Indonesian President-elect Joko Widodo has begun to address deficiencies and policy mistakes that are inhibiting the expansion of a Group of 20 economy which ought to perform better than it has. Heading his action lines is the creation of conditions for manufacturing and commerce to thrive: roads, ports, air and shipping links. It goes without saying that dependable electricity and water supplies are also vital for industry.
Next is a paring back of subsidies that consume a fifth of the budget, which in turn tend to put pressure on the currency. To supplement those funds that will be released for more productive use such as in education and health, he will improve tax collection through online filings to reduce the scope for evasion and graft. There are also hints of another look at hindrances to foreign investment, common in sectors like mining and banking. All this will take Indonesia to the next level faster than is the case for most Asean nations, as its GDP growth depends less on exports than domestic demand. Its consumer base is huge and mostly young.
The agenda setting is an indication of Mr Joko's confidence even as he faces a legal challenge by the defeated candidate. Much like this procedural hurdle that he will have to navigate, the combative and often disruptive nature of institutional governance in Jakarta can upset the best laid plans. Put simply, the test will be in the implementation. Bureaucratic and parliamentary stasis brought the current president's reform programme almost to a halt in his second term. To break the tendency of civil servants at all levels - central, provincial and district - to act at cross-purposes, Mr Joko should surround himself with an able Cabinet and advisers who can impose their will on the public service so as to keep a fix on the goals set.
Ministers should be picked for the value they bring to their jobs, although coalition building for ease of passing legislation will require a measure of quid pro quo. Selection of provincial heads is also critical as the state administrative system is heavily devolved. Ministries that deal with project and investment approvals, for illustration, need to be closely supervised by the central economic secretariat. If they are "captured" by private business interests with an axe to grind, national goals will go out of the window.

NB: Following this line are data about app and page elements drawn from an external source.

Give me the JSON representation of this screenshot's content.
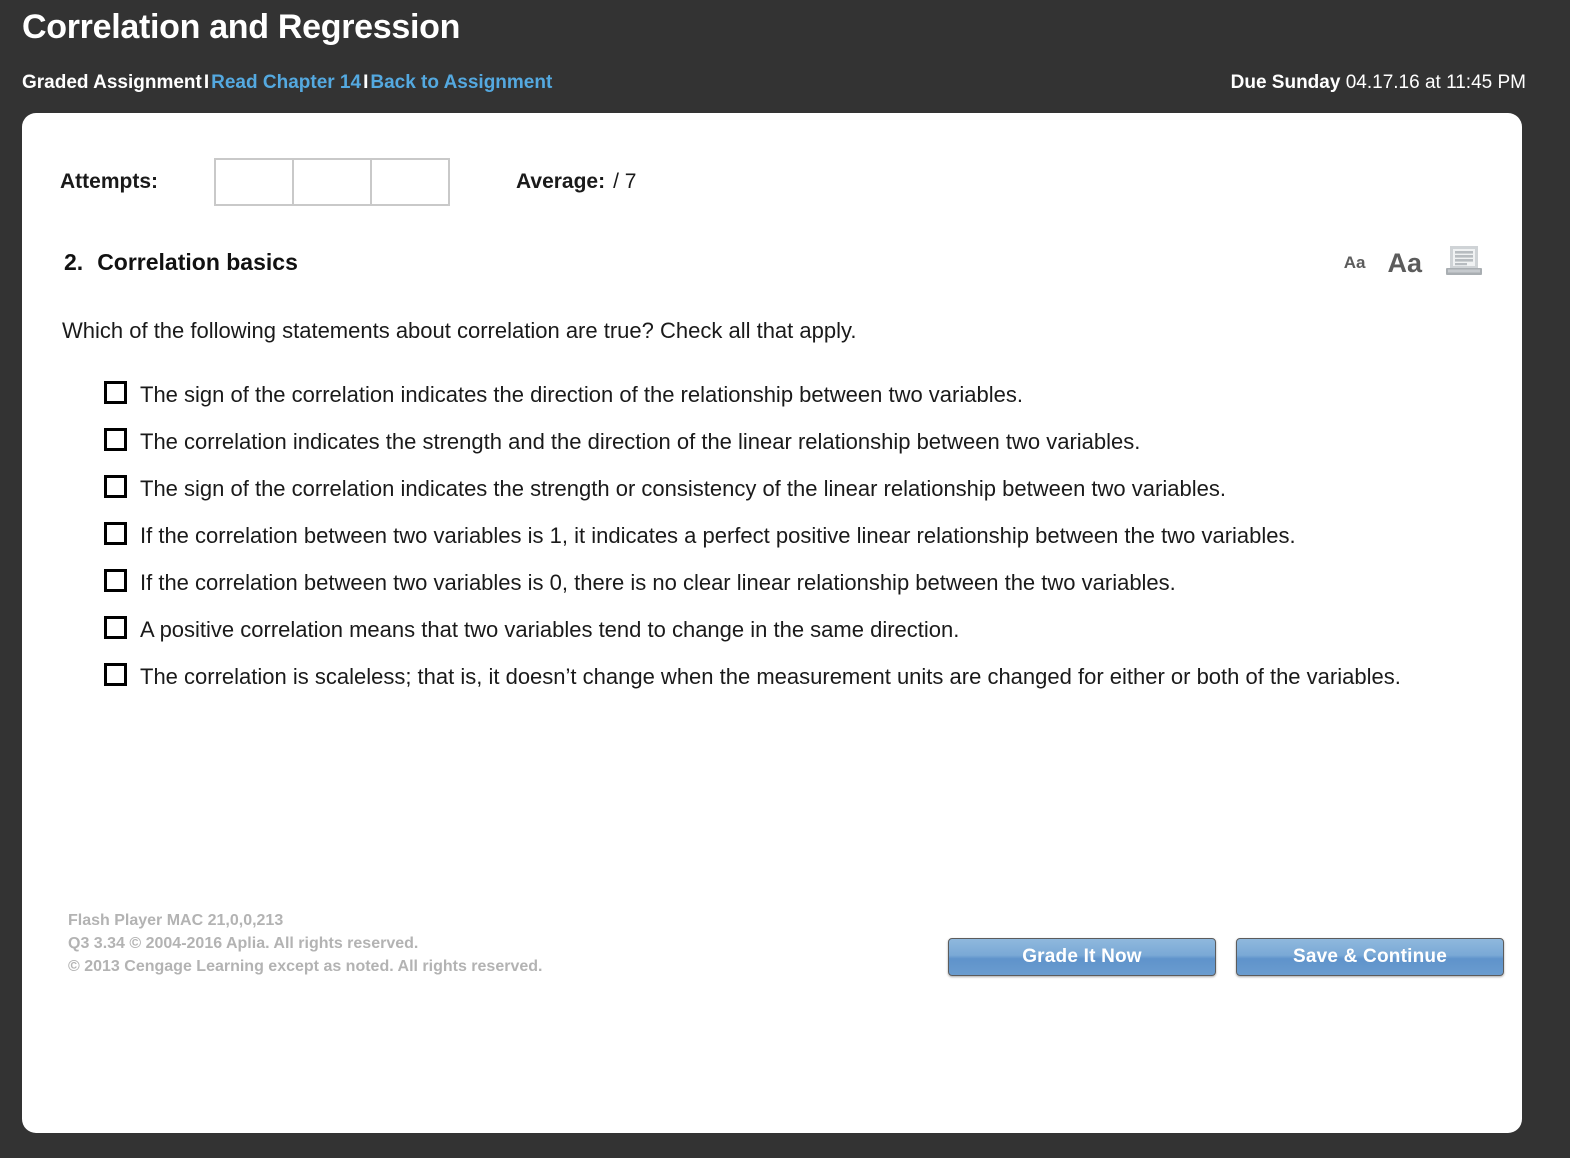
{
  "header": {
    "title": "Correlation and Regression",
    "breadcrumb": {
      "assignment": "Graded Assignment",
      "separator": "I",
      "read_chapter_link": "Read Chapter 14",
      "back_link": "Back to Assignment"
    },
    "due": {
      "label": "Due Sunday",
      "value": "04.17.16 at 11:45 PM"
    },
    "background_color": "#333333",
    "link_color": "#54a9e0"
  },
  "attempts": {
    "label": "Attempts:",
    "boxes": [
      "",
      "",
      ""
    ],
    "average_label": "Average:",
    "average_value": "/ 7"
  },
  "question": {
    "number": "2.",
    "title": "Correlation basics",
    "prompt": "Which of the following statements about correlation are true? Check all that apply.",
    "options": [
      {
        "id": "opt-1",
        "checked": false,
        "text": "The sign of the correlation indicates the direction of the relationship between two variables."
      },
      {
        "id": "opt-2",
        "checked": false,
        "text": "The correlation indicates the strength and the direction of the linear relationship between two variables."
      },
      {
        "id": "opt-3",
        "checked": false,
        "text": "The sign of the correlation indicates the strength or consistency of the linear relationship between two variables."
      },
      {
        "id": "opt-4",
        "checked": false,
        "text": "If the correlation between two variables is 1, it indicates a perfect positive linear relationship between the two variables."
      },
      {
        "id": "opt-5",
        "checked": false,
        "text": "If the correlation between two variables is 0, there is no clear linear relationship between the two variables."
      },
      {
        "id": "opt-6",
        "checked": false,
        "text": "A positive correlation means that two variables tend to change in the same direction."
      },
      {
        "id": "opt-7",
        "checked": false,
        "text": "The correlation is scaleless; that is, it doesn’t change when the measurement units are changed for either or both of the variables."
      }
    ]
  },
  "tools": {
    "decrease_font": "Aa",
    "increase_font": "Aa",
    "print_icon": "printer-icon"
  },
  "footer": {
    "line1": "Flash Player MAC 21,0,0,213",
    "line2": "Q3 3.34 © 2004-2016 Aplia. All rights reserved.",
    "line3": "© 2013 Cengage Learning except as noted. All rights reserved."
  },
  "buttons": {
    "grade": "Grade It Now",
    "save": "Save & Continue",
    "color": "#6f9fd0"
  }
}
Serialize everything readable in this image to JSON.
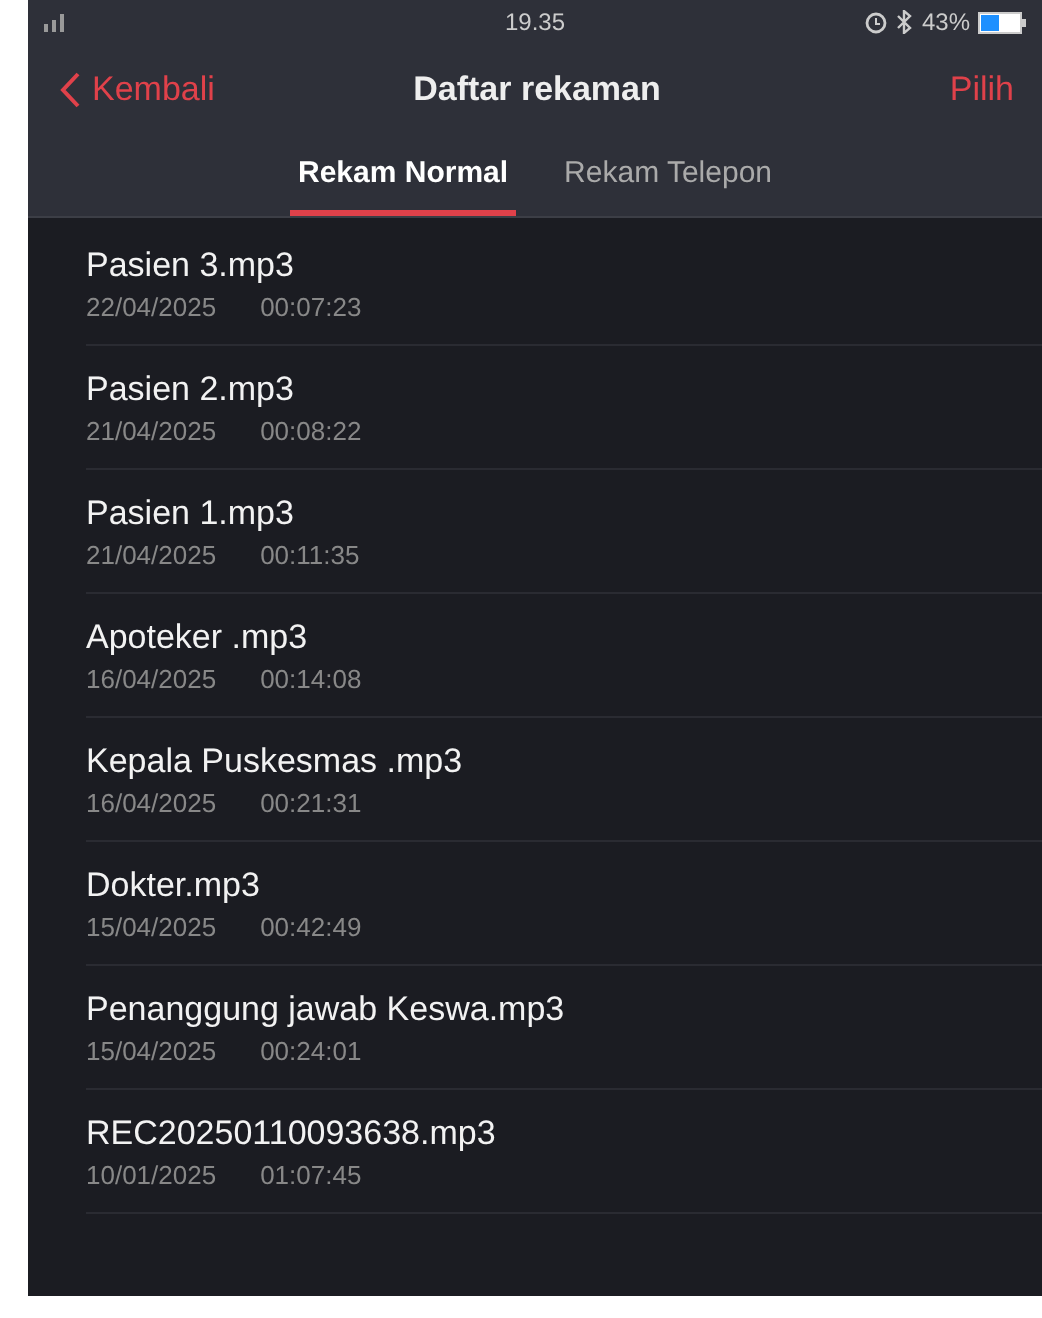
{
  "status_bar": {
    "time": "19.35",
    "battery": "43%"
  },
  "nav": {
    "back": "Kembali",
    "title": "Daftar rekaman",
    "action": "Pilih"
  },
  "tabs": [
    {
      "label": "Rekam Normal",
      "selected": true
    },
    {
      "label": "Rekam Telepon",
      "selected": false
    }
  ],
  "recordings": [
    {
      "name": "Pasien 3.mp3",
      "date": "22/04/2025",
      "duration": "00:07:23"
    },
    {
      "name": "Pasien 2.mp3",
      "date": "21/04/2025",
      "duration": "00:08:22"
    },
    {
      "name": "Pasien 1.mp3",
      "date": "21/04/2025",
      "duration": "00:11:35"
    },
    {
      "name": "Apoteker .mp3",
      "date": "16/04/2025",
      "duration": "00:14:08"
    },
    {
      "name": "Kepala Puskesmas .mp3",
      "date": "16/04/2025",
      "duration": "00:21:31"
    },
    {
      "name": "Dokter.mp3",
      "date": "15/04/2025",
      "duration": "00:42:49"
    },
    {
      "name": "Penanggung jawab Keswa.mp3",
      "date": "15/04/2025",
      "duration": "00:24:01"
    },
    {
      "name": "REC20250110093638.mp3",
      "date": "10/01/2025",
      "duration": "01:07:45"
    }
  ]
}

If the personnel and reporting lines are spot on, Indonesia may begin to see progress in checking the rent seeking and erratic judicial workings that have done such harm to the national interest. Mr Joko will not have an easy time of it as he will need room to master statecraft. But he has the advantage of being his own man, one not beholden to any sectional interest. In Jakarta, this is an asset.